From 'Action!' to Action Figure or There and Plastic Again
Gentle Giant Studios in Burbank California has been transforming actors into action figures for several years, and their latest subjects have been the denizens of Middle Earth. Gentle Giant packed their bags and headed west to New Zealand to work on the big-budget LOTR trilogy to help Toy Biz capture the likenesses of the major characters from the films. Gentle Giant also created some prototypes where no actor existed - for computer-generated characters such as the cave troll or Balrog.
So how did they do it, short of shrinking the actors down and casting them directly in plastic, or having Gandalf cast a spell. The answer is simple - technology. Technology developed not by Elves or Hobbits, but by wizards. Wizards who use light and shadow rather than the traditional smoke and mirrors.
We are going to look at the process that takes an award-winning Shakespearean actor (Sir Ian McKellan) and translates him into a six-inch plastic doppelganger. And it didn't hurt a bit! For computer-generated (CG) characters the process is nearly the same, except that the CG characters don't need to be scanned as they already exists as digital image data used to create the images for the film.
Like a great meal, the plastic version of the wizard Gandalf requires the finest ingredients before starting on the recipe. Luckily, that is met in Sir Ian McKellan. Sir Ian is an award-winning actor (not to mention an Academy Award Nominee) with a strong Shakespearean background who's no stranger to diverse projects, or to action figures. Toy collectors may best know Sir Ian for his work in X-Men, where he played Magneto. His work in films spans many years, with stand-out roles in Gods and Monsters, Apt Pupil, Richard III and even a cameo as Death in Last Action Hero.
The change from Sir Ian to Gandalf requires the work of many make-up artists and costumers. Gandalf's appearance required an aged look, a long white beard and bushy eyebrows and the appropriate wizarding ensemble (which he established long before anyone had even heard of Harry Potter). Into the chair goes Sir Ian McKellan, and out comes Gandalf the Wizard.
The next step is to let the people of Gentle Giant Studios get their equipment set-up to take a three-dimensional picture of Sir Ian as Gandalf. After the equipment has been transported from the United States to New Zealand (and any damage repaired), the technicians set-up the laser scanners.
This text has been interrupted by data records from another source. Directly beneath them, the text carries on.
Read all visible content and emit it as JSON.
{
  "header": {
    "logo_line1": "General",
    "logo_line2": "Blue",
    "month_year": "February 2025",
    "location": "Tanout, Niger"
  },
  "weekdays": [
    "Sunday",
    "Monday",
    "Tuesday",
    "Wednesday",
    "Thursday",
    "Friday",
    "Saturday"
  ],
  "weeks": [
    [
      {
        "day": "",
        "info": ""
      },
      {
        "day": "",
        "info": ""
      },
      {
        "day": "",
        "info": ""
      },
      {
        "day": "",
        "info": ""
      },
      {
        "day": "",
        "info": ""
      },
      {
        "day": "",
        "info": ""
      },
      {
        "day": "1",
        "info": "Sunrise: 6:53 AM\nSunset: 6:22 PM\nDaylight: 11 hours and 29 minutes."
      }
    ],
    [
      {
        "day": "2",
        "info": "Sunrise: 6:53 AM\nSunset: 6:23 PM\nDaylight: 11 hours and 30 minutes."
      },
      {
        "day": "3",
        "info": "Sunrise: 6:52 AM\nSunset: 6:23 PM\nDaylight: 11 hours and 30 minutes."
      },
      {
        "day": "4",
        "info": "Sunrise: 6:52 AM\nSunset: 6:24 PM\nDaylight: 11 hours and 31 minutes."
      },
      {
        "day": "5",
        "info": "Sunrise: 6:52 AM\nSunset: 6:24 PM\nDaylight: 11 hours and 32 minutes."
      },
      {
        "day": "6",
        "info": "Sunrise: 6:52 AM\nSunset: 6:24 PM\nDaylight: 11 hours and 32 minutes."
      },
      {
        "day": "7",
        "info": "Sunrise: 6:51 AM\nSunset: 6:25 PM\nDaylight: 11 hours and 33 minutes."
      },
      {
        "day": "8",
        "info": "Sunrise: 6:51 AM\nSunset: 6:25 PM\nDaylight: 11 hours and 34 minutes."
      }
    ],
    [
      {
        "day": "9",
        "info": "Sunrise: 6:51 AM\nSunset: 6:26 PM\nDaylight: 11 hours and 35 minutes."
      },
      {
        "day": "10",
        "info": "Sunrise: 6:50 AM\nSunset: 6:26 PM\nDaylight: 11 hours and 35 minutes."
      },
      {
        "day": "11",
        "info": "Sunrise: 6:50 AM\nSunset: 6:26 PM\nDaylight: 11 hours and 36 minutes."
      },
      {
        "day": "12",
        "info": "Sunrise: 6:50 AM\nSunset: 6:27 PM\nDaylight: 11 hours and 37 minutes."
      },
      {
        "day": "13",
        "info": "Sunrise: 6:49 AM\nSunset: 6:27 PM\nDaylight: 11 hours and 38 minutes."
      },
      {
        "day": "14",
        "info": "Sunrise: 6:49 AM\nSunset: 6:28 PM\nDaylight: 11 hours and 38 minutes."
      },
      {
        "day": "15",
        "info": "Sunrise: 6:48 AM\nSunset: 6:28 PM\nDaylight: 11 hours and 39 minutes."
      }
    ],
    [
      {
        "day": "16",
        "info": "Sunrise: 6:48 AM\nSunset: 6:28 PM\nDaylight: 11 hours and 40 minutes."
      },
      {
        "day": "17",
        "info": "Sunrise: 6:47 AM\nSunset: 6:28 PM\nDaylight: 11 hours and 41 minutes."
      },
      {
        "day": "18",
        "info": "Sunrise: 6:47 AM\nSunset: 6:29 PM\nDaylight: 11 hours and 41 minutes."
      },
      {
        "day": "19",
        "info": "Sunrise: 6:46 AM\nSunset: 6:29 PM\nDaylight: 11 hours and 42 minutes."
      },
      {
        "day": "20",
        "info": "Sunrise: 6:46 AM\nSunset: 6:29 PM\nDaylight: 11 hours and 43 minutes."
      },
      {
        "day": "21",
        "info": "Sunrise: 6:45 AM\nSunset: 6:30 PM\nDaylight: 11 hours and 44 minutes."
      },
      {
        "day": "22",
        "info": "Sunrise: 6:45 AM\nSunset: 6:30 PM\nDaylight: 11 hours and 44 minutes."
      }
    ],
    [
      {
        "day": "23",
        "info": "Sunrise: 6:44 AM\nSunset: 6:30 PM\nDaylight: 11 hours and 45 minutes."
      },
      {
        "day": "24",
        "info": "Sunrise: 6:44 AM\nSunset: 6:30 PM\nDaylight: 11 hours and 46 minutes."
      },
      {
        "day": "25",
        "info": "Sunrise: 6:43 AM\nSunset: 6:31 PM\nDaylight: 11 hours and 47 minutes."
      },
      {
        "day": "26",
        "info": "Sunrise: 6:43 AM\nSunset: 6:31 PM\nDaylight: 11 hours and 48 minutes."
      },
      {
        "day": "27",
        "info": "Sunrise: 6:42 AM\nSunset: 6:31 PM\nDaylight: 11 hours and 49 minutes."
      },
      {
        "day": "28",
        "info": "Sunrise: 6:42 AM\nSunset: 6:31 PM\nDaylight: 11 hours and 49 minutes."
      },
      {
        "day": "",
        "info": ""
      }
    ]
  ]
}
The digital scanners are verified to be working properly, and the next victim, er, subject is brought in.
The actor sits in the scanning apparatus as a laser passes around their head. The laser works with computers to develop a three-dimensional 'map' of the actors head, with varying elevations to make up the features that make us all unique. While Gentle Giant can produce complete scans or a person's entire body, the scans for LOTR were only of the actors' likenesses, and not full body scans. This information is kept in the computers and is used by modeling programs to reconstruct the image. This reconstruction can be done digitally on the computer, to render an image that can be rotated and scaled, or it can be sent along to the next phase of the process - producing a hard copy. (Click on these two pictures for larger versions.)
Gandalf in Wax
(Click for larger version)
Producing an actual physical representation from the computer data is called stereo-lithography, and that is what comes after a successful scan. This can also be done to the digital image data for a CG character. The first copy is produced in wax and can be sized by the prototyping machine to whatever scale is needed. After producing a highly detailed copy of the scanned actor you'd think the process would be complete, but that's just the beginning. After the computer has taken its shot, it's time to add the human touch.
Ever notice that when a computer voice 'reads' something it sounds hollow, or that it seems to be missing something? Computers can make very accurate copies, but they just aren't able to add that spark that brings things to life, and this is where the sculptors come into the picture. Far from being a replacement for sculptors, the scans are just a tool to give the artists a base upon which to work. The sculptors at Gentle Giant then make changes to the hard copies to make the likeness better with the perspective of the Mark 1 Human Eyeball (still a classic).
One thing the computer scanning does not capture is color. Since Ted Turner seems to have cornered the market on digital colorizing, Gentle Giant relies on in-house painters to get the job done. Painters can get the skin tones perfect, add some shading and establish just the right look for hair or eyes. After the paint has been applied the finished prototype is sent on for approval.
The approval process has traditionally had some difficulties. These difficulties were one of the reasons that Gentle Giant was created - to help produce better likenesses and streamline the approval process using computer scanning to aid the sculptors. Depending on contractual provisions, the sculpt may need to be approved by the actor, toy company and the studio. Once approved it can be used in the manufacturing process to produce the production pieces.
From here, Toy Biz takes over and manufactures the action figures and gets them to a store near you, ready for action!
Photo of Sir Ian McKellan is by Keith Stern and is courtesy of McKellan.com. Used with permission.